They aren’t necessary in the slightest to put music out there, but if you want people to actually know about it labels are still a damn useful resource. I wouldn’t have the distribution I have now with physical CDs (which I still love) if I was doing it solo. The main reason I love labels is that there are people to help share the workload and other people that are a lot more knowledgeable than me who can work certain aspects of the marketing or whatever better than me.
A group effort succeeds better than a solo effort if you’re trying to get word out.
Tell me about Prude?

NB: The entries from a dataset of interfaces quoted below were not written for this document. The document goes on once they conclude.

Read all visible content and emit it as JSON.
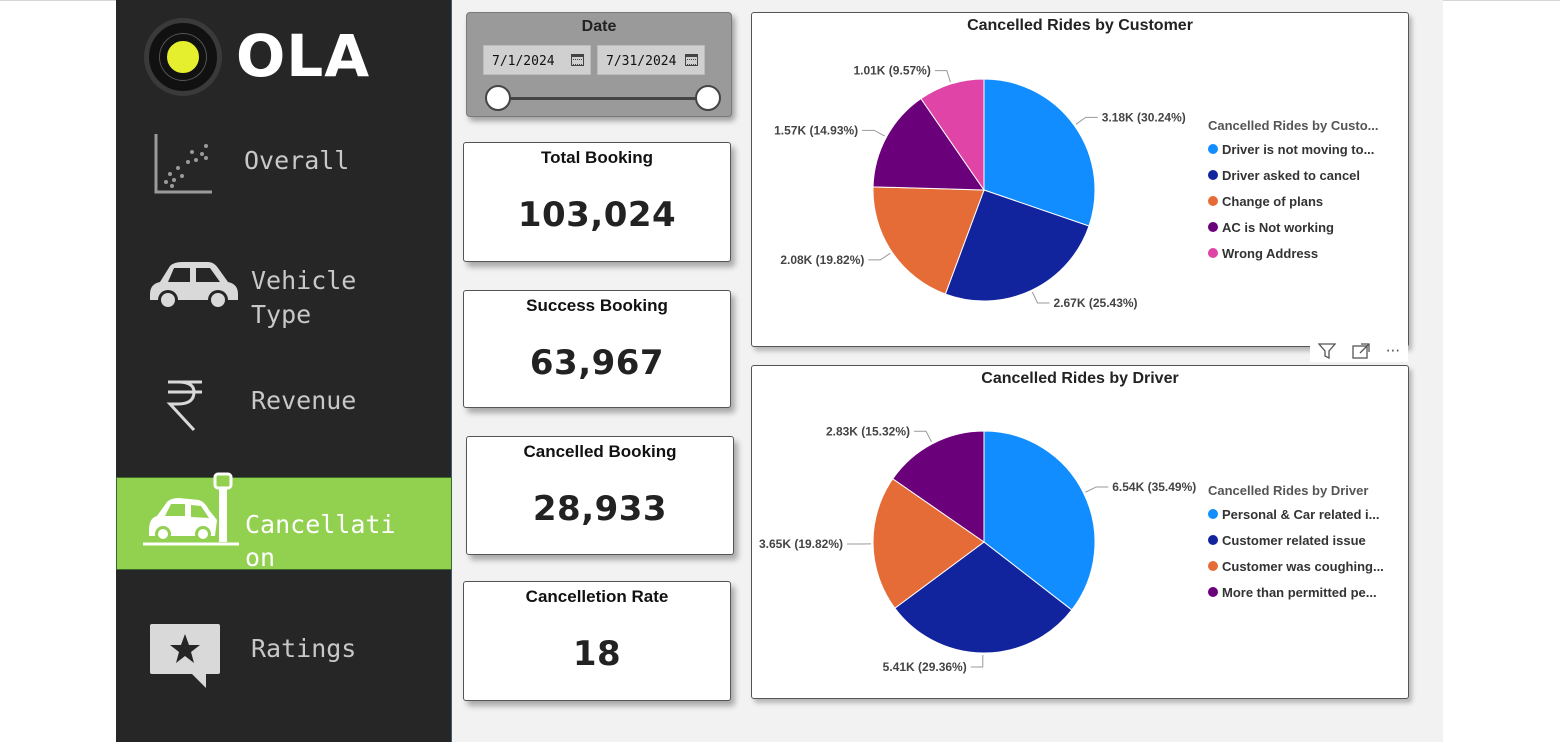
{
  "brand": {
    "logo_text": "OLA"
  },
  "nav": {
    "items": [
      {
        "id": "overall",
        "label_lines": [
          "Overall"
        ],
        "icon": "scatter-chart-icon",
        "active": false
      },
      {
        "id": "vehicle-type",
        "label_lines": [
          "Vehicle",
          "Type"
        ],
        "icon": "car-icon",
        "active": false
      },
      {
        "id": "revenue",
        "label_lines": [
          "Revenue"
        ],
        "icon": "rupee-icon",
        "active": false
      },
      {
        "id": "cancellation",
        "label_lines": [
          "Cancellati",
          "on"
        ],
        "icon": "car-crash-icon",
        "active": true
      },
      {
        "id": "ratings",
        "label_lines": [
          "Ratings"
        ],
        "icon": "star-review-icon",
        "active": false
      }
    ],
    "active_color": "#92d050"
  },
  "date_slicer": {
    "title": "Date",
    "start": "7/1/2024",
    "end": "7/31/2024"
  },
  "kpis": [
    {
      "title": "Total Booking",
      "value": "103,024"
    },
    {
      "title": "Success Booking",
      "value": "63,967"
    },
    {
      "title": "Cancelled Booking",
      "value": "28,933"
    },
    {
      "title": "Cancelletion Rate",
      "value": "18"
    }
  ],
  "visual_header": {
    "filter_icon": "filter-icon",
    "focus_icon": "focus-mode-icon",
    "more_icon": "more-options-icon"
  },
  "chart_data": [
    {
      "type": "pie",
      "title": "Cancelled Rides by Customer",
      "legend_title": "Cancelled Rides by Custo...",
      "legend_position": "right",
      "categories": [
        "Driver is not moving to...",
        "Driver asked to cancel",
        "Change of plans",
        "AC is Not working",
        "Wrong Address"
      ],
      "values": [
        3180,
        2670,
        2080,
        1570,
        1010
      ],
      "percent": [
        30.24,
        25.43,
        19.82,
        14.93,
        9.57
      ],
      "data_labels": [
        "3.18K (30.24%)",
        "2.67K (25.43%)",
        "2.08K (19.82%)",
        "1.57K (14.93%)",
        "1.01K (9.57%)"
      ],
      "colors": [
        "#118dff",
        "#12239e",
        "#e66c37",
        "#6b007b",
        "#e044a7"
      ]
    },
    {
      "type": "pie",
      "title": "Cancelled Rides by Driver",
      "legend_title": "Cancelled Rides by Driver",
      "legend_position": "right",
      "categories": [
        "Personal & Car related i...",
        "Customer related issue",
        "Customer was coughing...",
        "More than permitted pe..."
      ],
      "values": [
        6540,
        5410,
        3650,
        2830
      ],
      "percent": [
        35.49,
        29.36,
        19.82,
        15.32
      ],
      "data_labels": [
        "6.54K (35.49%)",
        "5.41K (29.36%)",
        "3.65K (19.82%)",
        "2.83K (15.32%)"
      ],
      "colors": [
        "#118dff",
        "#12239e",
        "#e66c37",
        "#6b007b"
      ]
    }
  ]
}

I know it’s a project with Jared Louche of Chemlab, where is this project at and is Howie Beno as sexy in person as he sounds online?
In 2006 I met Jared at Black Sun and we, much to my drunken surprise, hit it off. We talked back and forth over email and he kindly helped me out with an intro on Booze Up and Riot, but when he started seriously suggesting we work on stuff together it was a tremendous honor. We gathered some other troops and started putting music together, at the beginning based off some rough skeletons of tracks I’d written and later on with other guys like Phil DiSiena and Marc Plastic putting stuff together. Unfortunately due to our respective schedules and lives it’s been an incredibly long process getting the music out. Dan Clark from The Dark Clan was working on mixing the album but with him being even busier than Jared and I combined we lucked out to have Howie offer his services, so we moved everything over to him.
I’ve actually never met him in person, but I imagine he sounds like Phyllis Diller in real life. Or maybe I’m just weird. I’m really excited to hear how he warps our stuff, though. It’s unlike anything I’ve ever heard, so I’m excited to hear the reaction to it.
Last question: This is your soap box question, often times artists get asked repeated questions by every outlet and are never given the opportunity to really speak about something that’s personal to them, whether it be related to their music, related to other art they create or about their personal lives, here is your opportunity Matt to get up on a soap box and talk about anything that you want to talk about, what does my audience need to read from you? It can be personal, political or about your art but this is your chance to cover anything I missed.
Don’t waste your life.
Look Caustic up on the Web:
Posted under Interview, Music